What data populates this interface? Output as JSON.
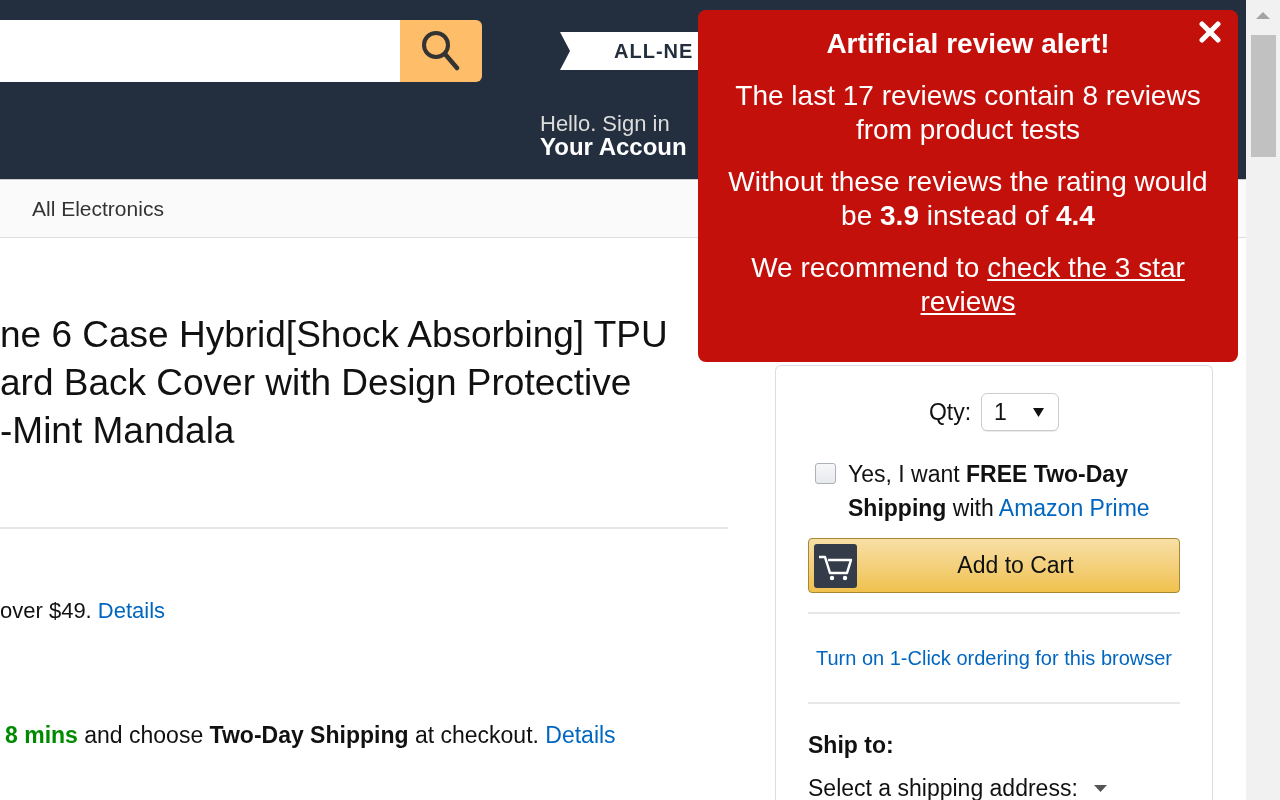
{
  "header": {
    "banner": "ALL-NE",
    "greeting": "Hello. Sign in",
    "account": "Your Accoun"
  },
  "subnav": {
    "items": [
      {
        "label": "All Electronics"
      }
    ]
  },
  "product": {
    "title_lines": [
      "ne 6 Case Hybrid[Shock Absorbing] TPU",
      "ard Back Cover with Design Protective",
      "-Mint Mandala"
    ],
    "shipping_note": {
      "text": "over $49.",
      "link": "Details"
    },
    "delivery_note": {
      "countdown": "8 mins",
      "text": "and choose **Two-Day Shipping** at checkout.",
      "link": "Details"
    }
  },
  "buybox": {
    "qty_label": "Qty:",
    "qty_value": "1",
    "prime_option": {
      "checked": false,
      "text": "Yes, I want **FREE Two-Day Shipping** with",
      "link": "Amazon Prime"
    },
    "add_to_cart": "Add to Cart",
    "one_click_link": "Turn on 1-Click ordering for this browser",
    "ship_to_label": "Ship to:",
    "address_select": "Select a shipping address:"
  },
  "alert": {
    "title": "Artificial review alert!",
    "messages": [
      {
        "text": "The last 17 reviews contain 8 reviews from product tests"
      },
      {
        "text": "Without these reviews the rating would be **3.9** instead of **4.4**"
      },
      {
        "text": "We recommend to",
        "link_parts": [
          "check the 3 star",
          "reviews"
        ]
      }
    ]
  }
}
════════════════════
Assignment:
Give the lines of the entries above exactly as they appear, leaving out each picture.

Written answer:
What data populates this interface? Output as JSON.
{
  "header": {
    "banner": "ALL-NE",
    "greeting": "Hello. Sign in",
    "account": "Your Accoun"
  },
  "subnav": {
    "items": [
      {
        "label": "All Electronics"
      }
    ]
  },
  "product": {
    "title_lines": [
      "ne 6 Case Hybrid[Shock Absorbing] TPU",
      "ard Back Cover with Design Protective",
      "-Mint Mandala"
    ],
    "shipping_note": {
      "text": "over $49.",
      "link": "Details"
    },
    "delivery_note": {
      "countdown": "8 mins",
      "text": "and choose **Two-Day Shipping** at checkout.",
      "link": "Details"
    }
  },
  "buybox": {
    "qty_label": "Qty:",
    "qty_value": "1",
    "prime_option": {
      "checked": false,
      "text": "Yes, I want **FREE Two-Day Shipping** with",
      "link": "Amazon Prime"
    },
    "add_to_cart": "Add to Cart",
    "one_click_link": "Turn on 1-Click ordering for this browser",
    "ship_to_label": "Ship to:",
    "address_select": "Select a shipping address:"
  },
  "alert": {
    "title": "Artificial review alert!",
    "messages": [
      {
        "text": "The last 17 reviews contain 8 reviews from product tests"
      },
      {
        "text": "Without these reviews the rating would be **3.9** instead of **4.4**"
      },
      {
        "text": "We recommend to",
        "link_parts": [
          "check the 3 star",
          "reviews"
        ]
      }
    ]
  }
}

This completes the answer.